We have dozens of community organizations across the city, from block watches to concerned citizens councils to full-time community development corporations. And though every neighborhood is unique, we face many common challenges. We need to collaborate and build off of each other’s success if all 90 neighborhoods are to truly equal America’s most livable city. We have much to learn from each other. Talking can often lead to new partnerships, new initiatives, and new solutions to common challenges.
The City of Pittsburgh is the population and economic center of Allegheny County and tens of thousands of Allegheny County residents come to the city every day to work, visit restaurants, and attend events. The city and county are inherently linked in many ways, including in many of the challenges we face. Issues like the water quality of our rivers and streams, the flooding that plagues many of our neighborhoods, the funding of our public transportation system, the assessment of property taxes, and economic development planning require close cooperation and good working partnerships between officials at the city and county levels. As Mayor, I will build on existing relationships and create new ones to strengthen our partnership with the county to the benefit of all residents of Pittsburgh and the region.

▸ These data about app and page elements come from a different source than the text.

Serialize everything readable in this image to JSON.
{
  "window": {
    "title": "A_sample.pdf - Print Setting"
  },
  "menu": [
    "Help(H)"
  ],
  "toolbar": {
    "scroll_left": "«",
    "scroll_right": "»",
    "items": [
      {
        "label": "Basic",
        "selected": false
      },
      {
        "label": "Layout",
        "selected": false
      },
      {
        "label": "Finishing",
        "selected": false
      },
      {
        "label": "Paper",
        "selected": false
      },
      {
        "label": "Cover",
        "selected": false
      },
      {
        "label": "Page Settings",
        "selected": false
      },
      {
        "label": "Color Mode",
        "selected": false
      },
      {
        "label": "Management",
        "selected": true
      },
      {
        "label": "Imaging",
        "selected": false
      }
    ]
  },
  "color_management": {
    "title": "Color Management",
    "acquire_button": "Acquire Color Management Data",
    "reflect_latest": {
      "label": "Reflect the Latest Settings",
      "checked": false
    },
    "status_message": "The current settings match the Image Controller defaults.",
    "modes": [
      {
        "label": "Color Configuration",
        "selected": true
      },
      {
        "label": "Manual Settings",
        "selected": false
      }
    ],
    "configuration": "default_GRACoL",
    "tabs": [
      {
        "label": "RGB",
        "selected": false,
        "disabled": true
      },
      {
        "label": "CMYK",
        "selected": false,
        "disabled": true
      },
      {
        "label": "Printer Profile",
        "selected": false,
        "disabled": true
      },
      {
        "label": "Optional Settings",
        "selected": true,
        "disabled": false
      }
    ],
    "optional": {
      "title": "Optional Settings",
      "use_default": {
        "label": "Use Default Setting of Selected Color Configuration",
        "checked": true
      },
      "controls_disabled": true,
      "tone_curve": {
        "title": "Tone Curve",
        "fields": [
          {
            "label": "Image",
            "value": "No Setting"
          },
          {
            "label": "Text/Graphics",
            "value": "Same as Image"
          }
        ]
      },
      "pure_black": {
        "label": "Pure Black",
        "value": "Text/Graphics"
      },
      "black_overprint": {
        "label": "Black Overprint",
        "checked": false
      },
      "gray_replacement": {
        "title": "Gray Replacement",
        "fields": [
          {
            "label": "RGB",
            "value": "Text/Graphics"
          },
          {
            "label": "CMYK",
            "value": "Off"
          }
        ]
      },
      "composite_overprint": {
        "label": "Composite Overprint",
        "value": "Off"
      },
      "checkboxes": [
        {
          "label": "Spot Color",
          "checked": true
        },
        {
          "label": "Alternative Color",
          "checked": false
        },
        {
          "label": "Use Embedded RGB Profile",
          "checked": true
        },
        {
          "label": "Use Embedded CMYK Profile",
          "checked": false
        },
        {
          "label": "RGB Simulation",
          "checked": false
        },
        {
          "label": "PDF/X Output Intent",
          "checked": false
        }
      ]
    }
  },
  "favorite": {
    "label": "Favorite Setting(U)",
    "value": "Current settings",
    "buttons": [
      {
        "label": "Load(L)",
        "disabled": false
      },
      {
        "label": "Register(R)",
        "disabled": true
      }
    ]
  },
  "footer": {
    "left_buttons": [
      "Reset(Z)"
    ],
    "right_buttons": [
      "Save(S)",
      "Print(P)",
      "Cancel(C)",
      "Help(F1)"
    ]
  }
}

Pittsburgh City Councilman Patrick Dowd will endorse his colleague Bill Peduto for Mayor today during a 9:30 a.m. press conference on the portico of the City County Building, stating need for next mayor to be able to work with all levels of government.
“Never before has it been more crucial for city and county government to work shoulder to shoulder on issues such as water and sewer system reinvestment, transportation and economic development,” Dowd states as the foundation for his endorsement.
Encouraging pedestrians to get out and walk their neighborhoods is one of the best ways to increase public health, keep eyes on our streets, and keep our neighborhood business districts vibrant. However, most of our way-finding and place-making infrastructure is geared toward drivers, is outdated, and was created in a top-down manner without much input from residents and community groups. We should gear our way-finding tools to appeal to and support pedestrians and cyclists as well as drivers. These tools should help find innovative ways to get residents and neighborhoods involved to promote local attractions and businesses and to create a stronger, more vibrant, human-scale city.
There is no doubt that parking is a perpetual problem in Pittsburgh. Our Residential Permit Parking system can’t keep up with demand and development, our neighborhood business districts create parking pressure on nearby residential streets, and large institutions with tens of thousands of employees can’t always provide the parking necessary for people who need to drive to work. While there is no silver bullet to solve all of our parking woes, I believe that we can learn from best practices around the country to make our system smarter and decrease pressure on our business districts and residential neighborhoods. We should be able to provide adequate parking for everyone without having to construct more unsightly surface parking lots or invest tens of millions of dollars in hulking parking garages. We can utilize free-market-based pricing technologies to provide the parking spaces needed and incentivize behavioral changes that will benefit everyone.